Equally interesting is Above Us the Waves (VCI, $19.99), a 1955 film about the British midget submarine attacks on the German battleship the Tirpitz, which was anchored deep in a Norwegian fjord some 60 kilometers from the open ocean. This true story adventure is filled with suspense as the daring undersea raiders mount a second attack on the Tirpitz after their first foray fails.
Anthony Asquith’s We Dive at Dawn (VCI, $19.99) is another nail-biting submarine epic, though this time it’s a saga of full size subs. We Dive at Dawn stars John Mills as the Captain of the HMS Sea Tiger. Produced in 1943, We Dive at Dawn features excellent exterior shots showing the Sea Tiger and sub-tenders in their Scottish bases plus realistic interiors filmed at the Gaumont studios in London.
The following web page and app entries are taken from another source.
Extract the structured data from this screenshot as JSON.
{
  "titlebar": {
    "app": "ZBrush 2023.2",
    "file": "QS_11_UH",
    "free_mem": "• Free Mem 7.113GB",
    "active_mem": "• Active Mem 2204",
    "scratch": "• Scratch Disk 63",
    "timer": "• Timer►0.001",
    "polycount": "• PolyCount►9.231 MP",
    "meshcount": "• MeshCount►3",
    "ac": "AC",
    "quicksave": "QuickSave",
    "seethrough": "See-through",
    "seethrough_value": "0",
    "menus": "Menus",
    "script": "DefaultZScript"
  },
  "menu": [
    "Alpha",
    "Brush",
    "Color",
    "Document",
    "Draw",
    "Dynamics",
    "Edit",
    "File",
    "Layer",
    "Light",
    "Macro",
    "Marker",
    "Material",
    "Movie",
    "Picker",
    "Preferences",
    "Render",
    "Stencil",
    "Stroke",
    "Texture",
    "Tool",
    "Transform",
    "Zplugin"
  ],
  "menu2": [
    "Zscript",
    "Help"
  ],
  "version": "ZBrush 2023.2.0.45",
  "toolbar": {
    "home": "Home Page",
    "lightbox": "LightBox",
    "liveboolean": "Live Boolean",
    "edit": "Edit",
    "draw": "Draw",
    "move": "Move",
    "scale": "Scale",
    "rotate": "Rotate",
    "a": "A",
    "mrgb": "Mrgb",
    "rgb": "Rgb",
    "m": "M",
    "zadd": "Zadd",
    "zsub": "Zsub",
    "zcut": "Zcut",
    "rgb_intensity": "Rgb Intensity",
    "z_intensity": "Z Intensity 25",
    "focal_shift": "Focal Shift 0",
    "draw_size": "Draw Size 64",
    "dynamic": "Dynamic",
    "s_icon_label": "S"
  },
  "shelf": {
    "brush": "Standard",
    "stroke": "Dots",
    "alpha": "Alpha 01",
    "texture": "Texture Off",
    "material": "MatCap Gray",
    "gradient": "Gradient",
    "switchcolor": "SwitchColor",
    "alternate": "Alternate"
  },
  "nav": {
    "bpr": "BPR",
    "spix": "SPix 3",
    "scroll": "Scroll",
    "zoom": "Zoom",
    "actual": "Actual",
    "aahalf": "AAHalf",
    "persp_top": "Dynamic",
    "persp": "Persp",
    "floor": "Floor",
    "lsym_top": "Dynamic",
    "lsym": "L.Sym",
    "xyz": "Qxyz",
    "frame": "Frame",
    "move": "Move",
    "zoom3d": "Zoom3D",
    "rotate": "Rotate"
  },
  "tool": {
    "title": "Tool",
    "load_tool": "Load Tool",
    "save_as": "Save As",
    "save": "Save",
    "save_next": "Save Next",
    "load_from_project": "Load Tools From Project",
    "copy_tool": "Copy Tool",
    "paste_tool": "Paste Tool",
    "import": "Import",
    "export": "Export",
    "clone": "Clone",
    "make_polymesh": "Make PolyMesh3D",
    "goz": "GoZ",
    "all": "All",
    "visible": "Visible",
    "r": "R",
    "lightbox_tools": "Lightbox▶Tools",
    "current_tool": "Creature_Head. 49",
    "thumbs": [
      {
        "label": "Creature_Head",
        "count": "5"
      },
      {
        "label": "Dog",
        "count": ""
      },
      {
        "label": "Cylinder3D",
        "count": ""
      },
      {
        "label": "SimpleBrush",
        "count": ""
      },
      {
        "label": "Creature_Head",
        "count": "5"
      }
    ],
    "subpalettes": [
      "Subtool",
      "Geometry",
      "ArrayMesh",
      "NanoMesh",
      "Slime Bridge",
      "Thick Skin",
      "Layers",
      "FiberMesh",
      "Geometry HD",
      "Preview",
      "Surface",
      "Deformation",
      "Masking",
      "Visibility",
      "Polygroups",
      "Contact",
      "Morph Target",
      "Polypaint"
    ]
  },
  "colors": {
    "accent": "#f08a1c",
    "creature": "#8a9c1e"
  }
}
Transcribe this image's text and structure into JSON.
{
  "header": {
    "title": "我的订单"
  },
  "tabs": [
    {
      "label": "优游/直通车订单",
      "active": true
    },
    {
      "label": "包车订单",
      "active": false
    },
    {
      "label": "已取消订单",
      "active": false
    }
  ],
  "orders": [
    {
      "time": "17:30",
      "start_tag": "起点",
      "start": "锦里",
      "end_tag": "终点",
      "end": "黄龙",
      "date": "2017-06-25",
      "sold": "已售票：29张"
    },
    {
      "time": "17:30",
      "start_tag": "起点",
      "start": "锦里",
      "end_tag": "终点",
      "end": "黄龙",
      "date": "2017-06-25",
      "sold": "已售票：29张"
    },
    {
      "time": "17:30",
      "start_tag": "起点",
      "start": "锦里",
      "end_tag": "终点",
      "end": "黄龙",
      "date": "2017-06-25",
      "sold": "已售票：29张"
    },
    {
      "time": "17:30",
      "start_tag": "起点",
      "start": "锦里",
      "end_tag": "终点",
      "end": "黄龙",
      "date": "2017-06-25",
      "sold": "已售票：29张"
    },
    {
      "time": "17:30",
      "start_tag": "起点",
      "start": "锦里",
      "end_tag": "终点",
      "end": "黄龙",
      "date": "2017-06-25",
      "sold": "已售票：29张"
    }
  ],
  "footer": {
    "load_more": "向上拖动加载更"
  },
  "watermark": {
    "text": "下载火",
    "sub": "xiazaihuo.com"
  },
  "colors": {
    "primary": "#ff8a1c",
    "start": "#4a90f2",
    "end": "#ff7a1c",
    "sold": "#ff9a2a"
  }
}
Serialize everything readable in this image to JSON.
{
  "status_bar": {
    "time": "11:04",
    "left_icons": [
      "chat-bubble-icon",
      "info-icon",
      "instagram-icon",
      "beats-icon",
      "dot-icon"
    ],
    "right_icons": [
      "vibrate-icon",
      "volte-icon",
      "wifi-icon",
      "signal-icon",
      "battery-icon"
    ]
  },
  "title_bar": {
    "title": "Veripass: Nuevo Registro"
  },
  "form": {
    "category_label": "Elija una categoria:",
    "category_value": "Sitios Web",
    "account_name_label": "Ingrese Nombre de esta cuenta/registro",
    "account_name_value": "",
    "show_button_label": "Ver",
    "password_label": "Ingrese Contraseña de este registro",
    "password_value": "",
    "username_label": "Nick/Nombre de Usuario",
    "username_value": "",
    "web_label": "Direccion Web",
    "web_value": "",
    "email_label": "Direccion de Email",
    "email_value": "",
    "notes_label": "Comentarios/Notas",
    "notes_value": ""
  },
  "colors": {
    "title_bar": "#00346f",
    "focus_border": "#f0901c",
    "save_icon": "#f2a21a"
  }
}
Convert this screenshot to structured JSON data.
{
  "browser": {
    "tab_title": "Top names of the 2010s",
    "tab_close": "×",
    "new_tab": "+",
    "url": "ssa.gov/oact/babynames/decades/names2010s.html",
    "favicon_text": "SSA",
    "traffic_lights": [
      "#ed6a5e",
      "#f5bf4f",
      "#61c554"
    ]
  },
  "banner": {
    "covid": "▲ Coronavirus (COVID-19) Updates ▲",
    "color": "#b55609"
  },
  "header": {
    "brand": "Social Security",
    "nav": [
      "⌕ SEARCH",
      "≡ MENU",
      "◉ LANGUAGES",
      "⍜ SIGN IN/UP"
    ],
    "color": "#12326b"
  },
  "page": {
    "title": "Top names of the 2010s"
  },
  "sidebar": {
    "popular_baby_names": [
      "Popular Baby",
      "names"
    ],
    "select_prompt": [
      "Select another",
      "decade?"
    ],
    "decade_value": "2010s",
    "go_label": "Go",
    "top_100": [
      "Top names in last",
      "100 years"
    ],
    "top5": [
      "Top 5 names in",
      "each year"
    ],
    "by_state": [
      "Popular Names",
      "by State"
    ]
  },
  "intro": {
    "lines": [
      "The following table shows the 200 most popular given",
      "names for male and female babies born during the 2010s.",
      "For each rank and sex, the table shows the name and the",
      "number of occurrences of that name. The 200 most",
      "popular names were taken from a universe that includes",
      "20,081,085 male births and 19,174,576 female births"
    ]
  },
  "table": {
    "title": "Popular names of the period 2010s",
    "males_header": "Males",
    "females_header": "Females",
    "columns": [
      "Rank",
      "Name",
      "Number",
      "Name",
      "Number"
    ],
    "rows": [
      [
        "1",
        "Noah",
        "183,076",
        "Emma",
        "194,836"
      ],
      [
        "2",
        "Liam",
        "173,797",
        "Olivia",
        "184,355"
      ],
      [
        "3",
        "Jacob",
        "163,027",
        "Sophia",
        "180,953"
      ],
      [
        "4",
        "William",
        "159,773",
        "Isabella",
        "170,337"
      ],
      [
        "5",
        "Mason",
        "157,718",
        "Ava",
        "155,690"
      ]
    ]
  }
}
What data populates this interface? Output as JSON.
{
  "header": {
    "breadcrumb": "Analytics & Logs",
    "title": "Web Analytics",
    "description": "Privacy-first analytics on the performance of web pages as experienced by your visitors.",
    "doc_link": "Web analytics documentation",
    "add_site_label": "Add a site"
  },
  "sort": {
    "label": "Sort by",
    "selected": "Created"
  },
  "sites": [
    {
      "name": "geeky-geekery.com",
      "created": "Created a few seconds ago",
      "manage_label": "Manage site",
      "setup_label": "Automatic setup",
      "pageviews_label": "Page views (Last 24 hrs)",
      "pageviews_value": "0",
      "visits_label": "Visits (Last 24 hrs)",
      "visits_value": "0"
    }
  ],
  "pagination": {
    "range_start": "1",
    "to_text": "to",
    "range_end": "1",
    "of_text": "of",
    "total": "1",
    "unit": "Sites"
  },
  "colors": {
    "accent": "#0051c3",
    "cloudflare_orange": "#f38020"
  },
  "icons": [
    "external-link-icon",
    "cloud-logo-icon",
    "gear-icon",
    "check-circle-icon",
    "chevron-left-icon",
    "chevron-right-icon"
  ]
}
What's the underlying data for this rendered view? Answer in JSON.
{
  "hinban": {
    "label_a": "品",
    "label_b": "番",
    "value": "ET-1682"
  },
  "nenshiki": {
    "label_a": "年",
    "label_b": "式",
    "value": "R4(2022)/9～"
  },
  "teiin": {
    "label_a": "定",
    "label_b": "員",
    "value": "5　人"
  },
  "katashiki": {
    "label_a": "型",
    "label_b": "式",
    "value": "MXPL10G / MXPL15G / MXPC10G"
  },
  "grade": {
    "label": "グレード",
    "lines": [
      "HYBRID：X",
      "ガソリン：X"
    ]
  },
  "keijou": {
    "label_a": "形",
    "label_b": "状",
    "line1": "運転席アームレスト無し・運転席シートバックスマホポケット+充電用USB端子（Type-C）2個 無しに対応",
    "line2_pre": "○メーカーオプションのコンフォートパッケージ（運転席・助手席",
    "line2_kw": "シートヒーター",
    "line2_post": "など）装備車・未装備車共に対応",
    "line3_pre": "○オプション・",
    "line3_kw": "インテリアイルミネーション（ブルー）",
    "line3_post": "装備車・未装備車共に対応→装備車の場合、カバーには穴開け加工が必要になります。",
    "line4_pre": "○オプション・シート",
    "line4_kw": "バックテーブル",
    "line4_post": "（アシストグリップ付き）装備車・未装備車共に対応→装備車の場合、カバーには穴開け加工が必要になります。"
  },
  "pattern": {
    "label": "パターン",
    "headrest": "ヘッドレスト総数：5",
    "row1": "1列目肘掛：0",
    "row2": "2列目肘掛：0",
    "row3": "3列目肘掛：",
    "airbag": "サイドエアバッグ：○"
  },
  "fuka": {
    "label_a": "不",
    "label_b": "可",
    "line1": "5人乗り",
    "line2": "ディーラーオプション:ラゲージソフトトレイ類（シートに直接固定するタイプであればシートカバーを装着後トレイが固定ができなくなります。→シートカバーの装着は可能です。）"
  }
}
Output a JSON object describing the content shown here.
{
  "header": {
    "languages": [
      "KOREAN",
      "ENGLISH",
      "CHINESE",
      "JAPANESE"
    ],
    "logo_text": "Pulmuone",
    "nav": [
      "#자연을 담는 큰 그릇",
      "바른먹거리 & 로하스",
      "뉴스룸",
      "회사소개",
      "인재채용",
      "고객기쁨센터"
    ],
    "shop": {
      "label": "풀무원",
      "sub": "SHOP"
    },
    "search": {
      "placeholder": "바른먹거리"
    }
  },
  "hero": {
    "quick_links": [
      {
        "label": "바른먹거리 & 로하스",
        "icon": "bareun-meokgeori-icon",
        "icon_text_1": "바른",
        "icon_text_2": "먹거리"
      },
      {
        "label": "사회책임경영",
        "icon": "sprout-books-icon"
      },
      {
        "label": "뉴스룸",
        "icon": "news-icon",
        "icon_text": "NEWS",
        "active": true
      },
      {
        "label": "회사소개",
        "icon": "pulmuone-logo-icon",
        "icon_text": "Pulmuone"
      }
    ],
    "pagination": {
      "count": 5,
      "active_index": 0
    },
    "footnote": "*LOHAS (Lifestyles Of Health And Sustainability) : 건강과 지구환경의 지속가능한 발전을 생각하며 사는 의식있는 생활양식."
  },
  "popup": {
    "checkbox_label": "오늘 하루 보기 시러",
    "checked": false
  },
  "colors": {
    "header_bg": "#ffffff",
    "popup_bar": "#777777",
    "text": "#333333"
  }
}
Malta Story (VCI, $19.99), which stars Alec Guiness in a stirring story of the defense of Malta, was made in 1953 and benefits from location shooting, some great archival footage of the actual combat, and the use of real vintage World War II aircraft (wargamers will love this picture), which were available on Malta at that time, but were largely unavailable anywhere else. It was from Malta, which took a tremendous pounding from the Nazis, but remained unconquered, that the U.K. forces were able to interdict Rommel supply lines and the destruction of a major convoy is at the heart of this powerful film’s climax.
Another film that benefits greatly from location shooting is Sea of Sand (VCI, $19.99), which was directed by Guy Green, and shot in the Libyan desert in 1958. This saga of the Long Range Desert Group, used by the Brits to attack Rommel’s supply lines, is one of the best films of desert warfare ever made.